#### [How to complete this task]
Without any pictures, output the records exactly as they are.

#### [Records for processing]
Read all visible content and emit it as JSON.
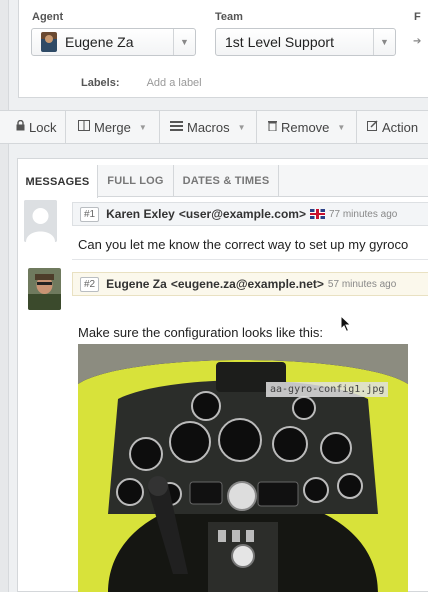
{
  "properties": {
    "agent_label": "Agent",
    "agent_value": "Eugene Za",
    "team_label": "Team",
    "team_value": "1st Level Support",
    "third_label_partial": "F",
    "labels_key": "Labels:",
    "labels_placeholder": "Add a label"
  },
  "toolbar": {
    "lock": "Lock",
    "merge": "Merge",
    "macros": "Macros",
    "remove": "Remove",
    "actions_partial": "Action"
  },
  "tabs": [
    "MESSAGES",
    "FULL LOG",
    "DATES & TIMES"
  ],
  "messages": [
    {
      "num": "#1",
      "name": "Karen Exley",
      "email": "<user@example.com>",
      "time": "77 minutes ago",
      "body": "Can you let me know the correct way to set up my gyroco"
    },
    {
      "num": "#2",
      "name": "Eugene Za",
      "email": "<eugene.za@example.net>",
      "time": "57 minutes ago",
      "body": "Make sure the configuration looks like this:",
      "attachment": "aa-gyro-config1.jpg"
    }
  ],
  "colors": {
    "agent_header": "#fbf8ec",
    "customer_header": "#f3f5f7",
    "cockpit_yellow": "#d8e23a"
  },
  "icons": {
    "lock": "lock-icon",
    "merge": "merge-icon",
    "macros": "macros-icon",
    "remove": "trash-icon",
    "actions": "edit-icon",
    "flag": "uk-flag-icon"
  }
}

#### [Exercise output]
Read all visible content and emit it as JSON.
{
  "properties": {
    "agent_label": "Agent",
    "agent_value": "Eugene Za",
    "team_label": "Team",
    "team_value": "1st Level Support",
    "third_label_partial": "F",
    "labels_key": "Labels:",
    "labels_placeholder": "Add a label"
  },
  "toolbar": {
    "lock": "Lock",
    "merge": "Merge",
    "macros": "Macros",
    "remove": "Remove",
    "actions_partial": "Action"
  },
  "tabs": [
    "MESSAGES",
    "FULL LOG",
    "DATES & TIMES"
  ],
  "messages": [
    {
      "num": "#1",
      "name": "Karen Exley",
      "email": "<user@example.com>",
      "time": "77 minutes ago",
      "body": "Can you let me know the correct way to set up my gyroco"
    },
    {
      "num": "#2",
      "name": "Eugene Za",
      "email": "<eugene.za@example.net>",
      "time": "57 minutes ago",
      "body": "Make sure the configuration looks like this:",
      "attachment": "aa-gyro-config1.jpg"
    }
  ],
  "colors": {
    "agent_header": "#fbf8ec",
    "customer_header": "#f3f5f7",
    "cockpit_yellow": "#d8e23a"
  },
  "icons": {
    "lock": "lock-icon",
    "merge": "merge-icon",
    "macros": "macros-icon",
    "remove": "trash-icon",
    "actions": "edit-icon",
    "flag": "uk-flag-icon"
  }
}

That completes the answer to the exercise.